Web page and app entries

++++

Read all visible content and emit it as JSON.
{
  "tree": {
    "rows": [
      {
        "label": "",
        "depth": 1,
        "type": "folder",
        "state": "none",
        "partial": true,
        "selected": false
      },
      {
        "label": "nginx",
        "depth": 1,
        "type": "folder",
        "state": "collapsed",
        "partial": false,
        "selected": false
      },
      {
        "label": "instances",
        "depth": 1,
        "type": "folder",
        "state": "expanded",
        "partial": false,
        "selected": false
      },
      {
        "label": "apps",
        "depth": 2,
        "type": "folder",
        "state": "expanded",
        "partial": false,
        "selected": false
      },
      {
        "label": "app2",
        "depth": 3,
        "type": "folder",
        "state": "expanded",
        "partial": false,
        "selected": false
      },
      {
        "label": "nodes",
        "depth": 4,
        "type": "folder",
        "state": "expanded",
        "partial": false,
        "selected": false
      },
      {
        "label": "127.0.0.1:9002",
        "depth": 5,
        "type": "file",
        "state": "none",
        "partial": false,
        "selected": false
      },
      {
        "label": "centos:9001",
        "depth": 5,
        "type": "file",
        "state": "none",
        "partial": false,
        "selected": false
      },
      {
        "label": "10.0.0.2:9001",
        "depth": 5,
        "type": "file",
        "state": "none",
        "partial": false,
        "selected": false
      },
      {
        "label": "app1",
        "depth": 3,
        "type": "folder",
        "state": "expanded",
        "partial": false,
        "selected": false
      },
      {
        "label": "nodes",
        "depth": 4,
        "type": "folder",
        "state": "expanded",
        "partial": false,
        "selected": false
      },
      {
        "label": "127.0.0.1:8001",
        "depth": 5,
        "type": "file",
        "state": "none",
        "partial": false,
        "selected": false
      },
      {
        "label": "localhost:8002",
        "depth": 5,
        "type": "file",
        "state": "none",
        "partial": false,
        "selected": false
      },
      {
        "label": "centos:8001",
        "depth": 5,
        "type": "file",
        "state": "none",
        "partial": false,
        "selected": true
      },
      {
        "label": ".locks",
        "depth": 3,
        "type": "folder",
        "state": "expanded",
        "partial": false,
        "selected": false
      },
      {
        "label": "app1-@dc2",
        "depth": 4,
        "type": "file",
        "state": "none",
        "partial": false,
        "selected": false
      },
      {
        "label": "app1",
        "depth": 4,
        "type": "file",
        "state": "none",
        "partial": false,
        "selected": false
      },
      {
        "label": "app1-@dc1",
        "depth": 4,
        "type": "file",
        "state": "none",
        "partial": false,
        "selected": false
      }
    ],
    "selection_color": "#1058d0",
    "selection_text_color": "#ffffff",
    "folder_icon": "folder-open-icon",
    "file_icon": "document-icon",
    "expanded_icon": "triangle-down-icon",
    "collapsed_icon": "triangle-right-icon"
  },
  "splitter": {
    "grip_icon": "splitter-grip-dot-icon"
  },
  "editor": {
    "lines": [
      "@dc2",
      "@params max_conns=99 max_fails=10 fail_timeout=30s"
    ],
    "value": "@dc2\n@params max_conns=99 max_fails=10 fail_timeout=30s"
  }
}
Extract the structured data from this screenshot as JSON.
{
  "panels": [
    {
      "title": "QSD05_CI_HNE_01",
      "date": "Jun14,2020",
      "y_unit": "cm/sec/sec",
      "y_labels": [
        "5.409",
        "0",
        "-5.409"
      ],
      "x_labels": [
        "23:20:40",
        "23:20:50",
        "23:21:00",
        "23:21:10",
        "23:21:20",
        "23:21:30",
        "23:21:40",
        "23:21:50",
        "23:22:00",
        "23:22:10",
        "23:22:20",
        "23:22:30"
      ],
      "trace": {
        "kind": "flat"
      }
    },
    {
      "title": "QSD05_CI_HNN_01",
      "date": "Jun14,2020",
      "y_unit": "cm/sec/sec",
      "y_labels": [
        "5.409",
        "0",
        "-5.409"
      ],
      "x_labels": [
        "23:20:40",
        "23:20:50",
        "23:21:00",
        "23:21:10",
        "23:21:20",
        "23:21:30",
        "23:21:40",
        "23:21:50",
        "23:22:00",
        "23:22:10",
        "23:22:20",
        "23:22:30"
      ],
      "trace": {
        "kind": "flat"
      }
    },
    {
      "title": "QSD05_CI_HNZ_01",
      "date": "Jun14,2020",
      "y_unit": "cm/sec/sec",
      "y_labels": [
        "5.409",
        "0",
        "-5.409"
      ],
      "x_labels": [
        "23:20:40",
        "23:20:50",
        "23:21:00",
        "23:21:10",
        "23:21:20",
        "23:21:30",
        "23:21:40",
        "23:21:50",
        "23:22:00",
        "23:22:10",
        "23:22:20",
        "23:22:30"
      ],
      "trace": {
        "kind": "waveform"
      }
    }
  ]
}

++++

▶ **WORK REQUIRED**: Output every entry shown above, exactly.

▶ **EXERCISE RESULT**:
Read all visible content and emit it as JSON.
{
  "tree": {
    "rows": [
      {
        "label": "",
        "depth": 1,
        "type": "folder",
        "state": "none",
        "partial": true,
        "selected": false
      },
      {
        "label": "nginx",
        "depth": 1,
        "type": "folder",
        "state": "collapsed",
        "partial": false,
        "selected": false
      },
      {
        "label": "instances",
        "depth": 1,
        "type": "folder",
        "state": "expanded",
        "partial": false,
        "selected": false
      },
      {
        "label": "apps",
        "depth": 2,
        "type": "folder",
        "state": "expanded",
        "partial": false,
        "selected": false
      },
      {
        "label": "app2",
        "depth": 3,
        "type": "folder",
        "state": "expanded",
        "partial": false,
        "selected": false
      },
      {
        "label": "nodes",
        "depth": 4,
        "type": "folder",
        "state": "expanded",
        "partial": false,
        "selected": false
      },
      {
        "label": "127.0.0.1:9002",
        "depth": 5,
        "type": "file",
        "state": "none",
        "partial": false,
        "selected": false
      },
      {
        "label": "centos:9001",
        "depth": 5,
        "type": "file",
        "state": "none",
        "partial": false,
        "selected": false
      },
      {
        "label": "10.0.0.2:9001",
        "depth": 5,
        "type": "file",
        "state": "none",
        "partial": false,
        "selected": false
      },
      {
        "label": "app1",
        "depth": 3,
        "type": "folder",
        "state": "expanded",
        "partial": false,
        "selected": false
      },
      {
        "label": "nodes",
        "depth": 4,
        "type": "folder",
        "state": "expanded",
        "partial": false,
        "selected": false
      },
      {
        "label": "127.0.0.1:8001",
        "depth": 5,
        "type": "file",
        "state": "none",
        "partial": false,
        "selected": false
      },
      {
        "label": "localhost:8002",
        "depth": 5,
        "type": "file",
        "state": "none",
        "partial": false,
        "selected": false
      },
      {
        "label": "centos:8001",
        "depth": 5,
        "type": "file",
        "state": "none",
        "partial": false,
        "selected": true
      },
      {
        "label": ".locks",
        "depth": 3,
        "type": "folder",
        "state": "expanded",
        "partial": false,
        "selected": false
      },
      {
        "label": "app1-@dc2",
        "depth": 4,
        "type": "file",
        "state": "none",
        "partial": false,
        "selected": false
      },
      {
        "label": "app1",
        "depth": 4,
        "type": "file",
        "state": "none",
        "partial": false,
        "selected": false
      },
      {
        "label": "app1-@dc1",
        "depth": 4,
        "type": "file",
        "state": "none",
        "partial": false,
        "selected": false
      }
    ],
    "selection_color": "#1058d0",
    "selection_text_color": "#ffffff",
    "folder_icon": "folder-open-icon",
    "file_icon": "document-icon",
    "expanded_icon": "triangle-down-icon",
    "collapsed_icon": "triangle-right-icon"
  },
  "splitter": {
    "grip_icon": "splitter-grip-dot-icon"
  },
  "editor": {
    "lines": [
      "@dc2",
      "@params max_conns=99 max_fails=10 fail_timeout=30s"
    ],
    "value": "@dc2\n@params max_conns=99 max_fails=10 fail_timeout=30s"
  }
}
Extract the structured data from this screenshot as JSON.
{
  "panels": [
    {
      "title": "QSD05_CI_HNE_01",
      "date": "Jun14,2020",
      "y_unit": "cm/sec/sec",
      "y_labels": [
        "5.409",
        "0",
        "-5.409"
      ],
      "x_labels": [
        "23:20:40",
        "23:20:50",
        "23:21:00",
        "23:21:10",
        "23:21:20",
        "23:21:30",
        "23:21:40",
        "23:21:50",
        "23:22:00",
        "23:22:10",
        "23:22:20",
        "23:22:30"
      ],
      "trace": {
        "kind": "flat"
      }
    },
    {
      "title": "QSD05_CI_HNN_01",
      "date": "Jun14,2020",
      "y_unit": "cm/sec/sec",
      "y_labels": [
        "5.409",
        "0",
        "-5.409"
      ],
      "x_labels": [
        "23:20:40",
        "23:20:50",
        "23:21:00",
        "23:21:10",
        "23:21:20",
        "23:21:30",
        "23:21:40",
        "23:21:50",
        "23:22:00",
        "23:22:10",
        "23:22:20",
        "23:22:30"
      ],
      "trace": {
        "kind": "flat"
      }
    },
    {
      "title": "QSD05_CI_HNZ_01",
      "date": "Jun14,2020",
      "y_unit": "cm/sec/sec",
      "y_labels": [
        "5.409",
        "0",
        "-5.409"
      ],
      "x_labels": [
        "23:20:40",
        "23:20:50",
        "23:21:00",
        "23:21:10",
        "23:21:20",
        "23:21:30",
        "23:21:40",
        "23:21:50",
        "23:22:00",
        "23:22:10",
        "23:22:20",
        "23:22:30"
      ],
      "trace": {
        "kind": "waveform"
      }
    }
  ]
}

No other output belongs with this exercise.